 Links - Daily News Review 

  Research Databases  - Leading Addiction Websites -

Special Focus:  Mental Health, Substance Abuse, & Terrorism

Special Report on Marijuana
Part 4: Treatment

GORSKI-CENAPS Web Publications

Training & Consultation --- Books, Audio, & Video Tapes
 www.tgorski.com ----- www.cenaps.com ----- www.relapse.org
Gorski-CENAPS, 17900 Dixie Hwy, Homewood, IL 60430, 708-799-5000 

Posted On: October 03, 2002          Updated On: October 14, 2002
© Terence T. Gorski, 2001

What treatments are available for marijuana abusers?

Treatment programs directed at marijuana abuse are rare, partly because many who use marijuana do so in combination with other drugs, such as cocaine and alcohol. However, with more people seeking help to control marijuana abuse, research has focused on ways to overcome problems with abuse of this drug.

One study of adult marijuana users found comparable benefits from a 14-session cognitive-behavioral group treatment and a 2-session individual treatment that included motivational interviewing and advice on ways to reduce marijuana use. Participants were mostly men in their early thirties who had smoked marijuana daily for over 10 years. By increasing patients' awareness of what triggers their marijuana use, both treatments sought to help them devise avoidance strategies. Use, dependence symptoms, and psychosocial problems decreased for at least 1 year after both treatments. About 30 percent of users were abstinent during the last 3-month followup period. Another study suggests that giving patients vouchers for abstaining from marijuana can improve outcomes. Vouchers can be redeemed for such goods as movie passes, sports equipment, or vocational training.

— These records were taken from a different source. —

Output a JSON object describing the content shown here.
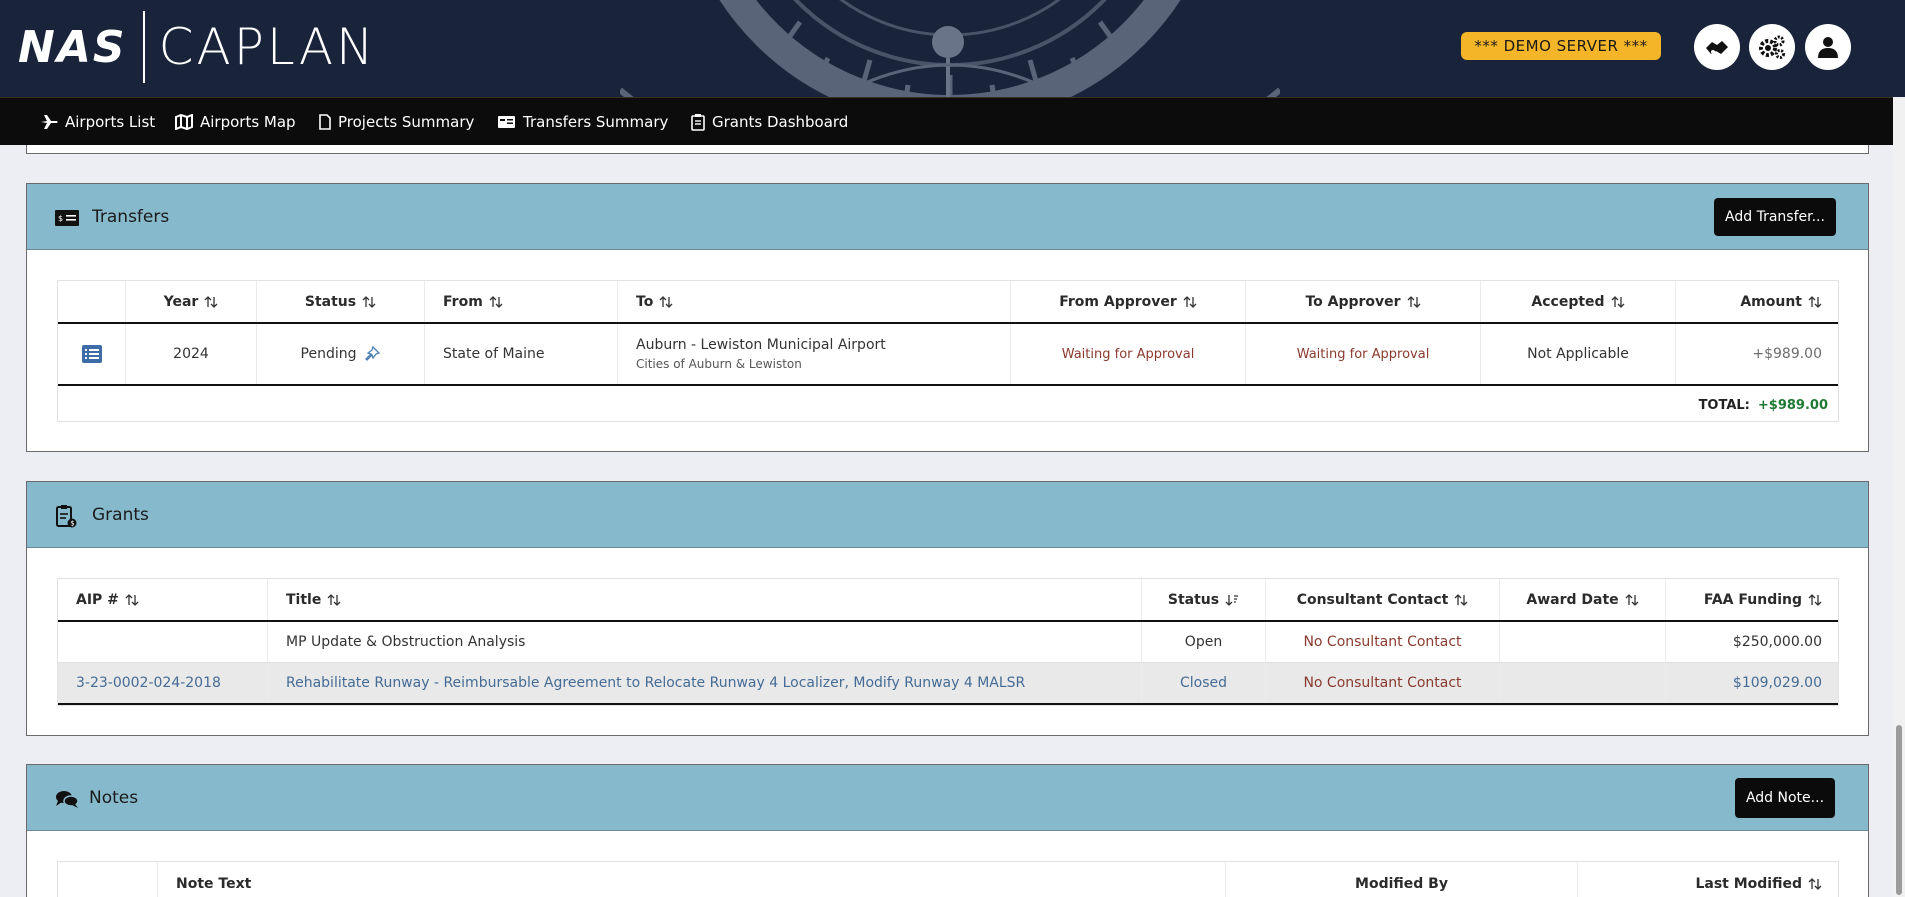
{
  "header": {
    "logo_left": "NAS",
    "logo_right": "CAPLAN",
    "demo_label": "*** DEMO SERVER ***"
  },
  "nav": {
    "items": [
      {
        "label": "Airports List",
        "icon": "airplane-icon"
      },
      {
        "label": "Airports Map",
        "icon": "map-icon"
      },
      {
        "label": "Projects Summary",
        "icon": "document-icon"
      },
      {
        "label": "Transfers Summary",
        "icon": "transfer-card-icon"
      },
      {
        "label": "Grants Dashboard",
        "icon": "clipboard-icon"
      }
    ]
  },
  "transfers": {
    "title": "Transfers",
    "add_button": "Add Transfer...",
    "columns": [
      "Year",
      "Status",
      "From",
      "To",
      "From Approver",
      "To Approver",
      "Accepted",
      "Amount"
    ],
    "rows": [
      {
        "year": "2024",
        "status": "Pending",
        "from": "State of Maine",
        "to": "Auburn - Lewiston Municipal Airport",
        "to_sub": "Cities of Auburn & Lewiston",
        "from_approver": "Waiting for Approval",
        "to_approver": "Waiting for Approval",
        "accepted": "Not Applicable",
        "amount": "+$989.00"
      }
    ],
    "total_label": "TOTAL:",
    "total_value": "+$989.00"
  },
  "grants": {
    "title": "Grants",
    "columns": [
      "AIP #",
      "Title",
      "Status",
      "Consultant Contact",
      "Award Date",
      "FAA Funding"
    ],
    "rows": [
      {
        "aip": "",
        "title": "MP Update & Obstruction Analysis",
        "status": "Open",
        "consultant": "No Consultant Contact",
        "award_date": "",
        "funding": "$250,000.00"
      },
      {
        "aip": "3-23-0002-024-2018",
        "title": "Rehabilitate Runway - Reimbursable Agreement to Relocate Runway 4 Localizer, Modify Runway 4 MALSR",
        "status": "Closed",
        "consultant": "No Consultant Contact",
        "award_date": "",
        "funding": "$109,029.00"
      }
    ]
  },
  "notes": {
    "title": "Notes",
    "add_button": "Add Note...",
    "columns": [
      "Note Text",
      "Modified By",
      "Last Modified"
    ]
  },
  "colors": {
    "header_bg": "#19243a",
    "panel_head": "#86b9cb",
    "demo_badge": "#f5b528",
    "approval_red": "#8a3a2e",
    "link_blue": "#456c96",
    "total_green": "#1f7a35"
  }
}
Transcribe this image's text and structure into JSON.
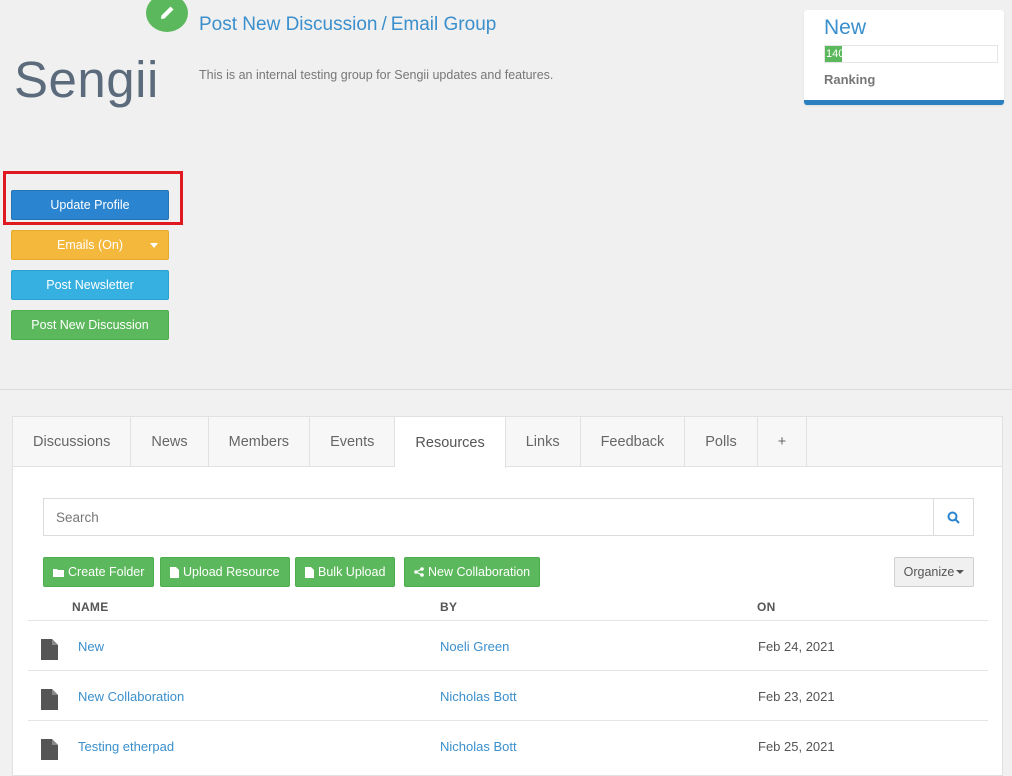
{
  "brand": {
    "logo_text": "Sengii"
  },
  "header": {
    "title_link": "Post New Discussion",
    "separator": "/",
    "group_name": "Email Group",
    "description": "This is an internal testing group for Sengii updates and features."
  },
  "ranking": {
    "title": "New",
    "value": "140",
    "label": "Ranking",
    "fill_fraction": 0.1
  },
  "sidebar": {
    "update_profile": "Update Profile",
    "emails": "Emails (On)",
    "post_newsletter": "Post Newsletter",
    "post_discussion": "Post New Discussion"
  },
  "tabs": [
    {
      "label": "Discussions"
    },
    {
      "label": "News"
    },
    {
      "label": "Members"
    },
    {
      "label": "Events"
    },
    {
      "label": "Resources",
      "active": true
    },
    {
      "label": "Links"
    },
    {
      "label": "Feedback"
    },
    {
      "label": "Polls"
    },
    {
      "label": "+"
    }
  ],
  "search": {
    "placeholder": "Search"
  },
  "actions": {
    "create_folder": "Create Folder",
    "upload_resource": "Upload Resource",
    "bulk_upload": "Bulk Upload",
    "new_collaboration": "New Collaboration",
    "organize": "Organize"
  },
  "table": {
    "columns": {
      "name": "NAME",
      "by": "BY",
      "on": "ON"
    },
    "rows": [
      {
        "name": "New",
        "by": "Noeli Green",
        "on": "Feb 24, 2021"
      },
      {
        "name": "New Collaboration",
        "by": "Nicholas Bott",
        "on": "Feb 23, 2021"
      },
      {
        "name": "Testing etherpad",
        "by": "Nicholas Bott",
        "on": "Feb 25, 2021"
      }
    ]
  },
  "colors": {
    "primary": "#2b84d0",
    "link": "#3a8fcc",
    "success": "#5cb85c",
    "warning": "#f3b83c",
    "info": "#36b0e0",
    "highlight": "#e0181f"
  }
}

No medications are now available to treat marijuana abuse. However, recent discoveries about the workings of THC receptors have raised the possibility that scientists may eventually develop a medication that will block THC's intoxicating effects. Such a medication might be used to prevent relapse to marijuana abuse by reducing or eliminating its appeal.

Where can I get further scientific information about marijuana?

Fact sheets on marijuana, other illicit drugs, and related topics are available free, in English and Spanish, by calling NIDA Infofax at 1-888-NIH-NIDA (1-888-644-6432) or, for those with hearing impairment, 1-888-TTY-NIDA (1-888-889-6432).

Information on marijuana and related topics also can be obtained through NIDA's home page, www.drugabuse.gov, and from the National Clearinghouse for Alcohol and Drug Information (NCADI) at 1-800-729-6686. NCADI's Web site is www.health.org.

<Go To Part 5>

GORSKI-CENAPS Books - www.relapse.org 
1-800-767-8181

Addiction - A Biopsychosocial Model

Denial Management Counseling (DMC)

Relapse Prevention Counseling (RPC)

Relapse Prevention Therapy (RPT)

Addiction-Free Pain Management (APM)

Food Addiction

Training & Consultation: www.tgorski.com, www.cenaps.com, www.relapse.org  Gorski-CENAPS, 17900 Dixie Hwy, Homewood, IL 60430, 708-799-5000 

Meet The GORSKI-CENAPS TEAM
Tresa Watson ----- Steve Grinstead ----- Arthur Trundy

 

Home - What's New - Site Map - Search Gorski's Site - Articles - Book Reviews

Mission & Vision - Training & Consultation Services - Publications - Links

Daily News Review  -  Addiction Databases  - Leading Addiction Websites

GORSKI-CENAPS Clinical Model --- Research-Based Best Practice Principles

Special Focus:  Mental Health, Substance Abuse, & Terrorism

Terry Gorski and Other Members of the GORSKI-CENAPS Team are Available To Train & Consult On Areas Related To Recovery, Relapse Prevention, & Relapse Early Intervention

Address: 6147 Deltona Blvd, Spring Hill, FL  34606
info@enaps.com; www.tgorski.com, www.cenaps.com, www.relapse.org